It's 1970s Detroit, and 15-year-old Danny is head over heels in love with rock 'n' roll; it's a panacea, a sovereign remedy. When his father muses about music, Danny's comment is simple: It just makes me happy. Music will need all its power when the father dies suddenly and the boy is left alone with his mother, who begins drinking heavily, sitting, drink in one hand and cigarette in the other, doing nothing but staring glassily at the TV. Danny must take over the family chores, becoming in effect his mother's father. And then there's school, where Danny is classic bully bait until two things happen: he acquires a friend who loves music as much as he does, and he is selected to be on-air talent and music director for the school's radio station. True to its time, there are occasional mini-race riots at school, but they seldom touch him until they do, with dire consequences.
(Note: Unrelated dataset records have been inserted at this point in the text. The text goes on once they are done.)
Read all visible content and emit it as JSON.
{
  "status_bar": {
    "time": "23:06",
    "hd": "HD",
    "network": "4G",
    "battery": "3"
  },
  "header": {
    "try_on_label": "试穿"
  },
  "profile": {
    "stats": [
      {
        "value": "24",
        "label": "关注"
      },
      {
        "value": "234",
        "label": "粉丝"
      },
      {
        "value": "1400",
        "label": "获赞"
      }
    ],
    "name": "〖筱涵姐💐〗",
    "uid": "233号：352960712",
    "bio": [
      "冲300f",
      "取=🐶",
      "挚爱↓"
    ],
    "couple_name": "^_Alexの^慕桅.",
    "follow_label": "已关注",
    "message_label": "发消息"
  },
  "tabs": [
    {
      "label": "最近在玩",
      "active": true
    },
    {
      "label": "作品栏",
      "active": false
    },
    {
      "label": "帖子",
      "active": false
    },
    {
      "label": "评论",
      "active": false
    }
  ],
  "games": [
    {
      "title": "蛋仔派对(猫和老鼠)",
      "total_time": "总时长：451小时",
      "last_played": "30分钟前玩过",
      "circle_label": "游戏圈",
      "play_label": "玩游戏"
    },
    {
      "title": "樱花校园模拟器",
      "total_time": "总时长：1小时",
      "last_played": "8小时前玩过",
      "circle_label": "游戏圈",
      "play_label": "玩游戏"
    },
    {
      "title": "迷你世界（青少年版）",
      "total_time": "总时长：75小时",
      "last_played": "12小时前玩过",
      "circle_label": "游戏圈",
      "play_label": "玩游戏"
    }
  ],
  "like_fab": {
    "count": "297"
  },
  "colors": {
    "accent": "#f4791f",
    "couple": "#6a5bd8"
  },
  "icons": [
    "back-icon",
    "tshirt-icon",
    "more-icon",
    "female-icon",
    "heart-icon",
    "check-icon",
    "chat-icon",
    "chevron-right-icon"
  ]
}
Betty Ford: First Lady, Women's Advocate, Survivor, Trailblazer is the inspiring story of an ordinary Midwestern girl thrust onto the world stage and into the White House under extraordinary circumstances. Setting a precedent as First Lady, Betty Ford refused to be silenced by her critics as she publicly championed equal rights for women, and spoke out about issues that had previously been taboo--breast cancer, depression, abortion, and sexuality. Privately, there were signs something was wrong. After a painful intervention by her family, she admitted to an addiction to alcohol and prescription drugs. Her courageous decision to speak out publicly sparked a national dialogue, and in 1982, she co-founded the Betty Ford Center, which revolutionized treatment for alcoholism and inspired the modern concept of recovery. Lisa McCubbin also brings to light Gerald and Betty Ford's sweeping love story: from Michigan to the White House, until their dying days, their relationship was that of a man and woman utterly devoted to one another other--a relationship built on trust, respect, and an unquantifiable chemistry.